      • Overall, the much more heavily loaded SPS-1 and SPS-2 sections exhibit higher amounts of load-related distresses. Such distresses include AC rutting, AC fatigue cracking, JPCP joint faulting, and JPCP transverse cracking. However, the non-load-related distresses including AC transverse cracking and non-wheel path longitudinal cracking are similar for SPS-1, SPS-2, and SPS-8.
  2. Moisture Contents
    Report No. FHWA-RD-99-115
    The Time Domain Reflectometry (TDR) technique measures the dielectric constant of soils in the LTPP SMP. This constant can be used to compute the in-situ moisture content of unbound base and subgrade materials. This study was intended to develop procedures to produce good estimates of in-situ gravimetric moisture content using the TDR traces in the LTPP database
    • In-situ gravimetric moisture content of unbound base and subgrade materials can be determined using a two-step procedure:
      • Volumetric moisture content of unbound base and subgrade materials is determined using four proposed models based on LTPP TDR traces and necessary material properties.
      • In-situ gravimetric moisture content is then determined using two newly developed methods based on volumetric moisture content.
    • The two-step procedure was further developed into a userinteractive computer program, MOISTER. The program is used to determine moisture content of unbound base and subgrade materials.
  3. Frost Penetration
    Report No. FHWA-RD-99-088
    The bulk resistivity of a soil increases dramatically when the soil freezes.
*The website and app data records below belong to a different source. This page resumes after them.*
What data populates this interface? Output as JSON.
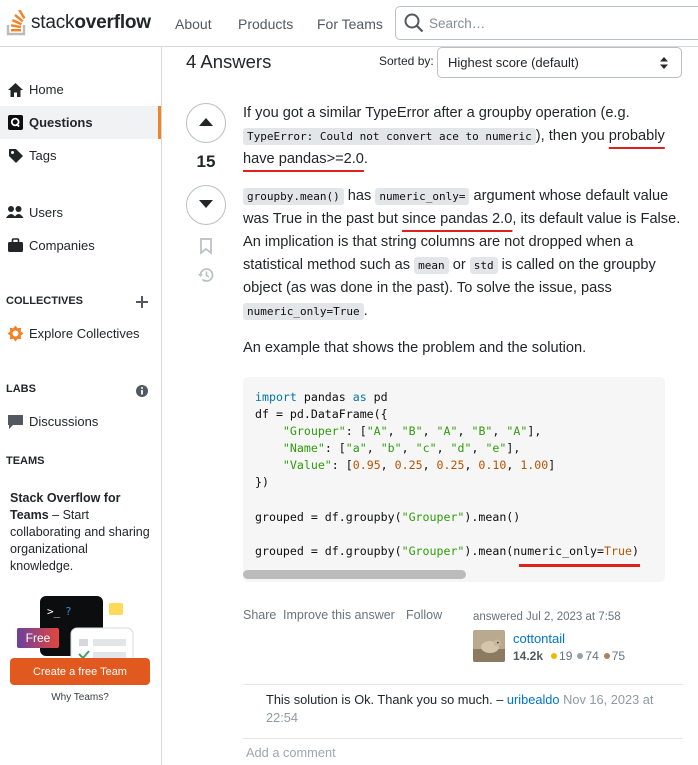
{
  "header": {
    "logo_light": "stack",
    "logo_bold": "overflow",
    "nav": [
      "About",
      "Products",
      "For Teams"
    ],
    "search_placeholder": "Search…"
  },
  "sidebar": {
    "items": [
      {
        "label": "Home",
        "icon": "home-icon"
      },
      {
        "label": "Questions",
        "icon": "questions-icon",
        "active": true
      },
      {
        "label": "Tags",
        "icon": "tag-icon"
      },
      {
        "label": "Users",
        "icon": "users-icon"
      },
      {
        "label": "Companies",
        "icon": "briefcase-icon"
      }
    ],
    "collectives_heading": "COLLECTIVES",
    "explore_collectives": "Explore Collectives",
    "labs_heading": "LABS",
    "discussions": "Discussions",
    "teams_heading": "TEAMS",
    "teams_title": "Stack Overflow for Teams",
    "teams_desc": "– Start collaborating and sharing organizational knowledge.",
    "free_badge": "Free",
    "cta_label": "Create a free Team",
    "why_teams": "Why Teams?"
  },
  "answers": {
    "count_label": "4 Answers",
    "sorted_by_label": "Sorted by:",
    "sort_value": "Highest score (default)"
  },
  "answer": {
    "score": "15",
    "p1_a": "If you got a similar TypeError after a groupby operation (e.g. ",
    "p1_code": "TypeError: Could not convert ace to numeric",
    "p1_b": "), then you ",
    "p1_underlined": "probably have pandas>=2.0",
    "p1_c": ".",
    "p2_code1": "groupby.mean()",
    "p2_a": " has ",
    "p2_code2": "numeric_only=",
    "p2_b": " argument whose default value was True in the past but ",
    "p2_underlined": "since pandas 2.0",
    "p2_c": ", its default value is False. An implication is that string columns are not dropped when a statistical method such as ",
    "p2_code3": "mean",
    "p2_d": " or ",
    "p2_code4": "std",
    "p2_e": " is called on the groupby object (as was done in the past). To solve the issue, pass ",
    "p2_code5": "numeric_only=True",
    "p2_f": ".",
    "p3": "An example that shows the problem and the solution.",
    "code": {
      "kw_import": "import",
      "mod": " pandas ",
      "kw_as": "as",
      "alias": " pd",
      "df_line": "df = pd.DataFrame({",
      "grouper_key": "\"Grouper\"",
      "grouper_vals": [
        "\"A\"",
        "\"B\"",
        "\"A\"",
        "\"B\"",
        "\"A\""
      ],
      "name_key": "\"Name\"",
      "name_vals": [
        "\"a\"",
        "\"b\"",
        "\"c\"",
        "\"d\"",
        "\"e\""
      ],
      "value_key": "\"Value\"",
      "value_vals": [
        "0.95",
        "0.25",
        "0.25",
        "0.10",
        "1.00"
      ],
      "close": "})",
      "g1_a": "grouped = df.groupby(",
      "g_arg": "\"Grouper\"",
      "g1_b": ").mean()",
      "g2_b": ").mean(numeric_only=",
      "g2_true": "True",
      "g2_c": ")"
    },
    "menu": [
      "Share",
      "Improve this answer",
      "Follow"
    ],
    "answered": "answered Jul 2, 2023 at 7:58",
    "user": "cottontail",
    "reputation": "14.2k",
    "gold": "19",
    "silver": "74",
    "bronze": "75"
  },
  "comment": {
    "text": "This solution is Ok. Thank you so much. –",
    "user": "uribealdo",
    "date": "Nov 16, 2023 at 22:54",
    "add_comment": "Add a comment"
  },
  "colors": {
    "accent": "#f48225",
    "cta": "#e1591e",
    "link": "#0074cc",
    "annotation_red": "#e0201c"
  }
}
The electrical resistivity technique is used to measure the electrical resistance, which is the voltage drop divided by the current passing through a pavement depth, which is based on Ohm's law. Together with soil temperature measurements, the electrical resistivity (i.e., geometry-adjusted resistance) is used to estimate the depth of frost penetration beneath a pavement section.
    • A user-interactive computer program, FROST, was developed to facilitate the determination of frost penetration depth within a pavement structure by interpreting the electrical resistivity and soil temperature data collected at the SMP sections.
    • The moisture content of a soil determined by MOISTER (FHWA-RD-99-115) based on the TDR data can be used to confirm the freezing events as determined by FROST. The rationale is that the moisture content computed by TDR data does not include the frozen water (ice content). Hence, when a soil freezes, its TDR-computed moisture content drops because its unfrozen moisture content decreases.


Previous | Table of Contents | Next

United States Department of Transportation - Federal Highway Administration